What Does the Bible Really Teach About Homosexuality
Kevin DeYoung admits it up front: his book on homosexuality is a Christian book, with an emphasis only on what the Bible teaches, and defending a traditional view of marriage.
The book is divided into 2 parts. The first consists of 5 chapters that examine the most relevant and debated biblical texts on homosexuality. In the second part, the author examines the most common objections to the traditional view of sexual morality by "revisionists" (those who question the traditional definition of marriage).
From the outset, Genesis 1 and 2 shows that God's intention is to create a humanity from two complementary beings and made for each other, capable of becoming "one flesh", act of union which ensures the mandate of procreation. Man and woman are made for each other.
Later in the Bible, the account of Sodom and Gomorrah prompts a question: What exactly was the sin that drew judgment from God? No, the homosexual act was certainly not the only sin of the inhabitants of these cities, but it was certainly among the acts falling under the judgment of God.
The very direct passages in Leviticus 18 and 20 about homosexual acts are often dismissed as other imperatives of Leviticus that no longer apply today. But DeYoung shows that the condemnation of homosexual acts can be found in other books and that Paul makes direct reference to Leviticus in his condemnation of homosexuality.
This same Paul, in the 1 st chapter of the “most important letter in the history of the world”, describes the condition of the world after the Fall and he identifies the passion between people as well sex as a consequence of this Fall.
Despite debates over the words he uses ( malakoi and arsenokoitai ), Paul also condemns homosexuality in 1 Corinthians 6 and 1 Timothy 1.
The author responds to those who point out that very few verses in the huge Bible speak of homosexuality, and that Jesus does not even address it. For DeYoung and for honest "revisionists", "no argument for homosexuality can be found in the Bible," and even Jesus implicitly condemns it by using the word pornea .
To counter this fact, the revisionists evoke the cultural distance between our time and that of the Bible. In their eyes, we speak today of a common, consensual and permanent life, when Bible writers like Paul in fact condemned practices like pederasty and rape.
But even non-conformist scholars reject this theory.
Another criticism of the revisionists is that the Christian world that condemns homosexuality ignores many other sins, such as gluttony and divorce. It is true, the Church does not always take responsibility, especially in the case of divorce. But that cannot be used as an argument to downplay the sin of homosexuality.
We also hear the argument that the Church is supposed to be a place for broken people: no one is perfect, after all! Yes, DeYoung replies, the Church is a place for sinners, but repentant sinners . True repentance produces changes in our lives that are a necessary consequence of true faith.
Opponents of Christianity claim Christians are "on the wrong side of history," as segregationists have been. But the progressive view of history is discredited by historians.No, mankind is not always moving in the right direction DeYoung demonstrates that several "historical errors" the Church is accused of are myths.

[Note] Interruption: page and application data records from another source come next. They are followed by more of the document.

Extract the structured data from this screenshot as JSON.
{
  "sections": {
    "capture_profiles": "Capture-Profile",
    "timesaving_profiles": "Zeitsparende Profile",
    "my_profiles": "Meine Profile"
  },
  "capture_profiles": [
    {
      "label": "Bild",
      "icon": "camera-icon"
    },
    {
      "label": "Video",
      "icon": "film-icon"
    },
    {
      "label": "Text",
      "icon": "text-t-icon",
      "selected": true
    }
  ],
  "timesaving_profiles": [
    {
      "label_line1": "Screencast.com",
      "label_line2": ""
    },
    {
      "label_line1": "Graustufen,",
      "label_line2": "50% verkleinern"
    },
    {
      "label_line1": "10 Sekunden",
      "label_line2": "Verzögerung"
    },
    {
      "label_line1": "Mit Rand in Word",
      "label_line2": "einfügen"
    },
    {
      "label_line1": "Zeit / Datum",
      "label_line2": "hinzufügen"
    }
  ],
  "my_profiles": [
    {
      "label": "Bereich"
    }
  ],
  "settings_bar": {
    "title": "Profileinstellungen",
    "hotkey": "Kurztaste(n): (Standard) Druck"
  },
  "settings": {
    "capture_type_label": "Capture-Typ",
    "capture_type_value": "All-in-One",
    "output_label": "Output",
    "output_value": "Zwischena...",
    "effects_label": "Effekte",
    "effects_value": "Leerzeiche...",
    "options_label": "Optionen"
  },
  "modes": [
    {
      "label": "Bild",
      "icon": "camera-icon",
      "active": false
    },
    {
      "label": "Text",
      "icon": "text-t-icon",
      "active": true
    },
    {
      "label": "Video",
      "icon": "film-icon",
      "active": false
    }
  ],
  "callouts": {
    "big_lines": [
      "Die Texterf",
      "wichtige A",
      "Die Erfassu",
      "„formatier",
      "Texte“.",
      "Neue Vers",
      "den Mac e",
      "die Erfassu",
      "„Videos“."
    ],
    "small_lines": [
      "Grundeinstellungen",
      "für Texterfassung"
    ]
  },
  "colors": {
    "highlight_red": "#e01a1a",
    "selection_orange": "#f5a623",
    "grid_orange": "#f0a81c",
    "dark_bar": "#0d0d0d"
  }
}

The book also addresses the issue of injustice experienced by those who feel a real sense of attraction to people of the same sex. To date, there is still no scientific evidence to support a genetic or biological cause for homosexuality, and even if it did, it would in no way remove the guilt of the equation. The human heart is subject to all kinds of desires that we have to fight. Moreover, it is possible for a homosexual to change his orientation. DeYoung relates several undeniable cases.
What can Christians do who are attracted to same-sex people, and who desire to be loved and married? Not all have the gift of celibacy that Paul talks about. But even married people have to contend with certain sexual desires. And heterosexual singles, the crippled, experience the same struggle.
Also, the desires that we will perceive as "natural" are not necessarily legitimate. Even the feeling of well-being after bad decisions is not a valid criterion. Bible ethics must have the final say. Being a disciple of Jesus Christ involves dying to yourself.
DeYoung denounces the disproportionate importance of sex in our society, but also of marriage in Christian circles, which diminishes the value of those who are called to live celibacy. The value of human life is not defined by sex or marriage. After all, the intimacy of marriage is a shadow of the glorious reality of the union between Jesus Christ and His bride, the Church.
The revisionists argue that the very essence of God is love. Yes, God is love, but he has other attributes. This same God commands us to reject evil. Many of the revisionists' arguments appeal to love and grace, but grace detached from intellectual responsibility and the Scriptures. Yes, God is love, but this love brought the Son to the cross to be a propitiatory victim for our sins, including our sexual sins.
In conclusion, DeYoung mentions that Christianity has viewed homosexuality as evil for 19 and a half centuries. For him, the new conception of marriage jeopardizes monogamy, the integrity of Christian sexual ethics and the very authority of the Bible. And we come to this because of liberalism, a system of thought born at the end of the 18th century which wishes to adapt theology and Christianity to modern knowledge and values.
The book ends with three appendices dealing with the issue of gay marriage, same-sex attraction, and recommendations for the Church on the issue of homosexuality.